- [Exercise]: Among the records below, find the lines with the word "title" and copy them.

Website and app data records
──────────

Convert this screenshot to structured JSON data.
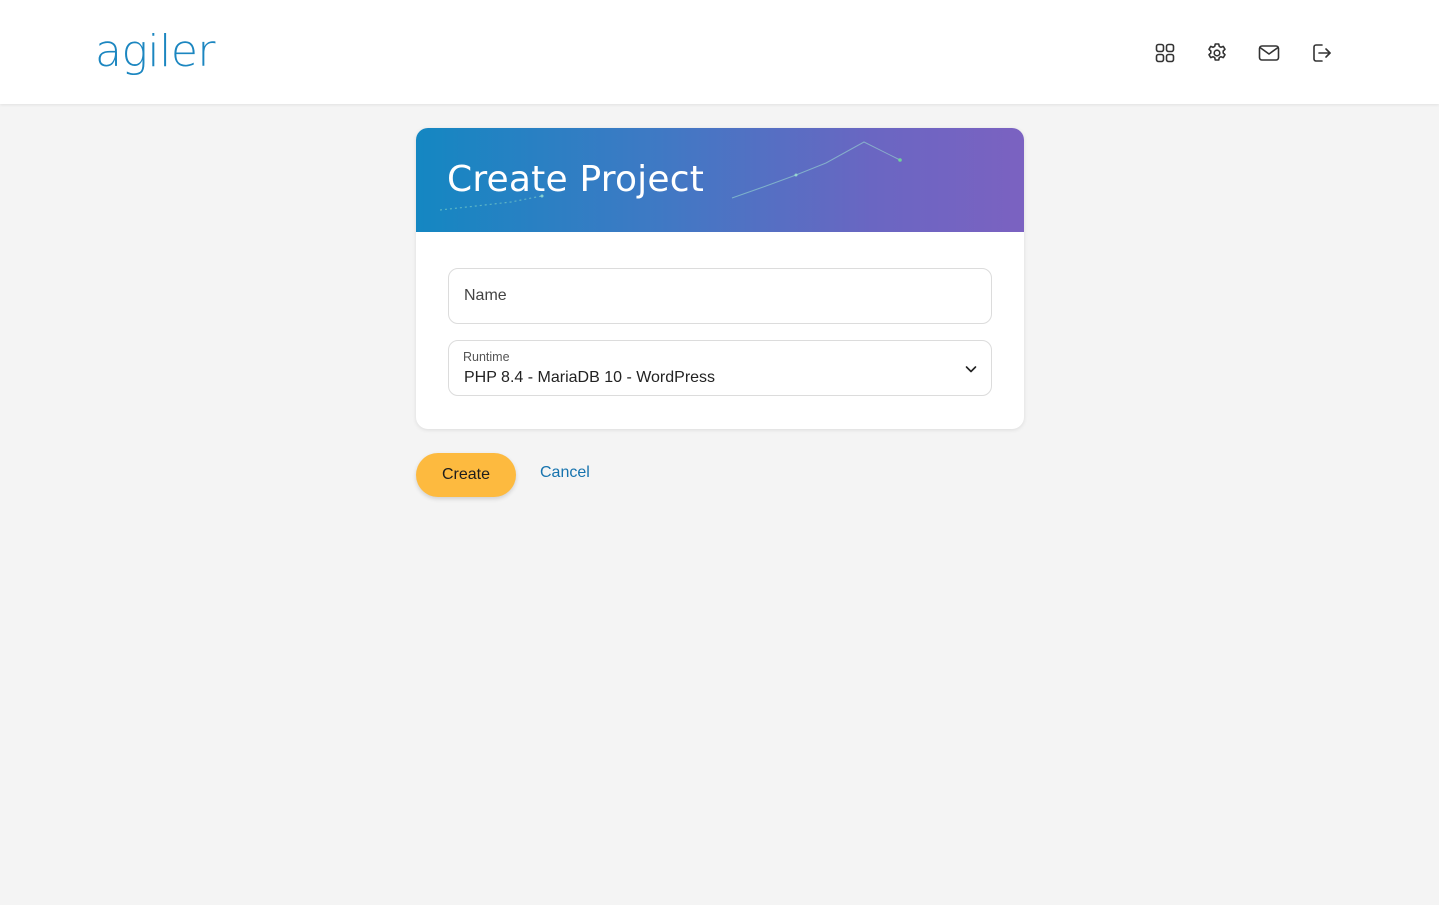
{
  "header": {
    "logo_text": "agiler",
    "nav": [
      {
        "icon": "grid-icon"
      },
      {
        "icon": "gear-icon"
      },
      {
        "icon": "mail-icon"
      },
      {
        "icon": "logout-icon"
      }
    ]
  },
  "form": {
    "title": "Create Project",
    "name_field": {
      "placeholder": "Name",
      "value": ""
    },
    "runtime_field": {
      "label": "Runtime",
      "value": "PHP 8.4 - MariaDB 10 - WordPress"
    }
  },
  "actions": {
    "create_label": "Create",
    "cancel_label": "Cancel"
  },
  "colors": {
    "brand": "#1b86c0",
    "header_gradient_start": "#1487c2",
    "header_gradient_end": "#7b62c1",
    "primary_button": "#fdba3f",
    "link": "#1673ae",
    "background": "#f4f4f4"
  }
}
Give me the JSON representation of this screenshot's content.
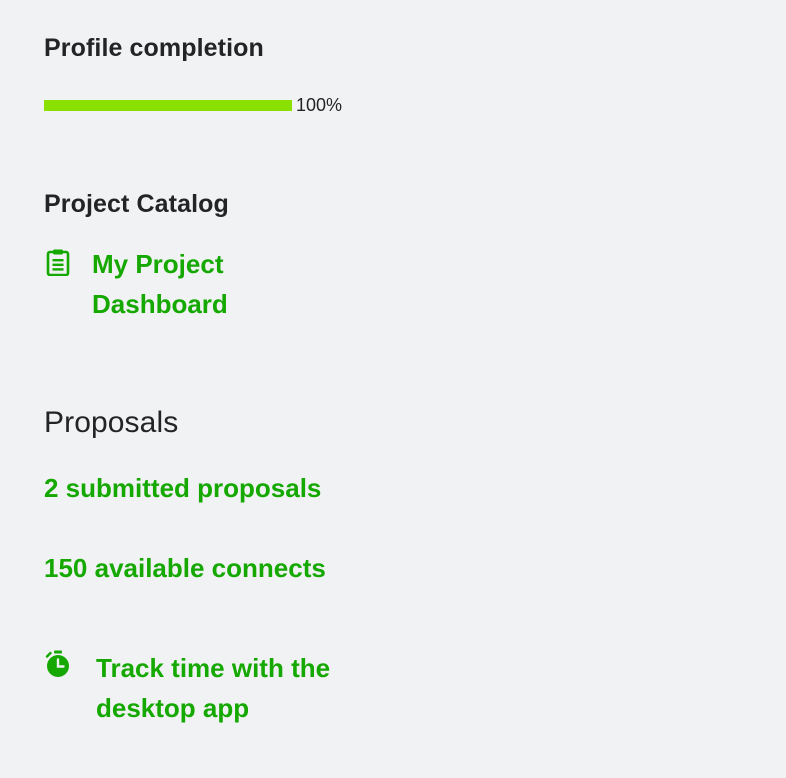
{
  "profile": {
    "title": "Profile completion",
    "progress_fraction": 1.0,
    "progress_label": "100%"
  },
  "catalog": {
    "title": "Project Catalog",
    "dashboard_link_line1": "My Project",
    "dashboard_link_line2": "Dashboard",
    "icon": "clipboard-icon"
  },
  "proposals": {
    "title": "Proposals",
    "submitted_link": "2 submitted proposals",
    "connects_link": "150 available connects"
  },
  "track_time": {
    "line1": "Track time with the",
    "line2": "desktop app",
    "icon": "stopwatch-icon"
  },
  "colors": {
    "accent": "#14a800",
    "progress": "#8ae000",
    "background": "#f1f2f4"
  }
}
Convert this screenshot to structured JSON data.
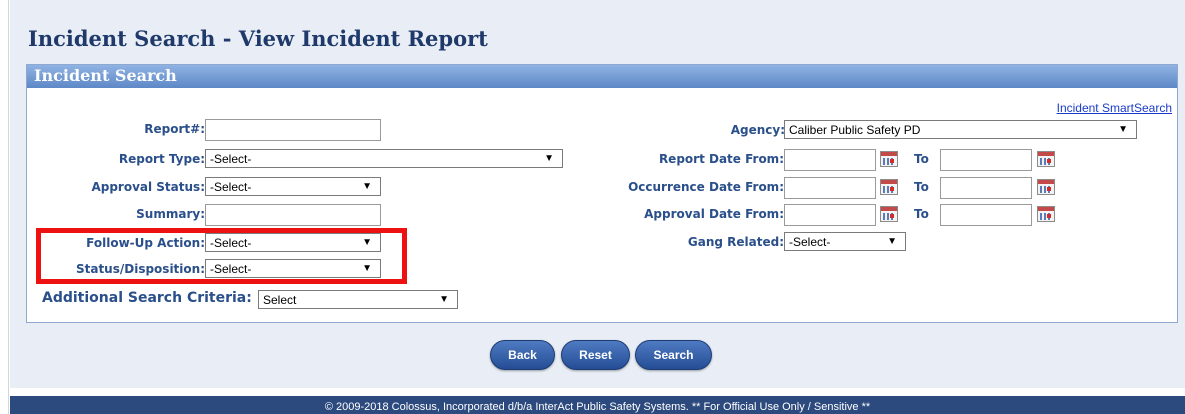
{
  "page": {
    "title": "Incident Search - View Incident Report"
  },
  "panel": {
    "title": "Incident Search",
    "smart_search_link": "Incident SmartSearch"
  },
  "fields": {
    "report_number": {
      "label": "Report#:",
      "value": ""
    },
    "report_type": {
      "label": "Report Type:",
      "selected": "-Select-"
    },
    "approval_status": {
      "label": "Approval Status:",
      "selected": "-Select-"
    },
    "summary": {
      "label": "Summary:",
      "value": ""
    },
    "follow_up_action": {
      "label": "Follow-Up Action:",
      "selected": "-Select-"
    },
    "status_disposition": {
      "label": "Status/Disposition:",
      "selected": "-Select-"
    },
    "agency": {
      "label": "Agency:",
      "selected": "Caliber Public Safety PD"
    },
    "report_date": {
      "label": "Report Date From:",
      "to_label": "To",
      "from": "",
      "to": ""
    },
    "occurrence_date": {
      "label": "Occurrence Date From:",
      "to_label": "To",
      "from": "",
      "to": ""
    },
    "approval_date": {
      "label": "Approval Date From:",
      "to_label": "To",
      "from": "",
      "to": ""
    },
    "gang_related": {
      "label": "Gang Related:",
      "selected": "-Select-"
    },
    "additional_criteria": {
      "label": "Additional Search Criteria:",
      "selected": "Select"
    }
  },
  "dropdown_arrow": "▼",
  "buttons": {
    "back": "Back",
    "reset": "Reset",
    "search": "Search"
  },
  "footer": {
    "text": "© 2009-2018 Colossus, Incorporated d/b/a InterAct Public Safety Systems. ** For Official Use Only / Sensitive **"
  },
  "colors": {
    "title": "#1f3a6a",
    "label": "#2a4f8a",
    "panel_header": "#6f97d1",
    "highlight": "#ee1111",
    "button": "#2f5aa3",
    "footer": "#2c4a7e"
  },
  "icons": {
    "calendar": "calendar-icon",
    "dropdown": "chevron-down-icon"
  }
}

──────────

- [Worked solution]:
    "title": "Create Project",
    "title": "Profile completion",
    "title": "Project Catalog",
    "title": "Proposals",
    "title": "Incident Search - View Incident Report"
    "title": "Incident Search",
    "title": "#1f3a6a",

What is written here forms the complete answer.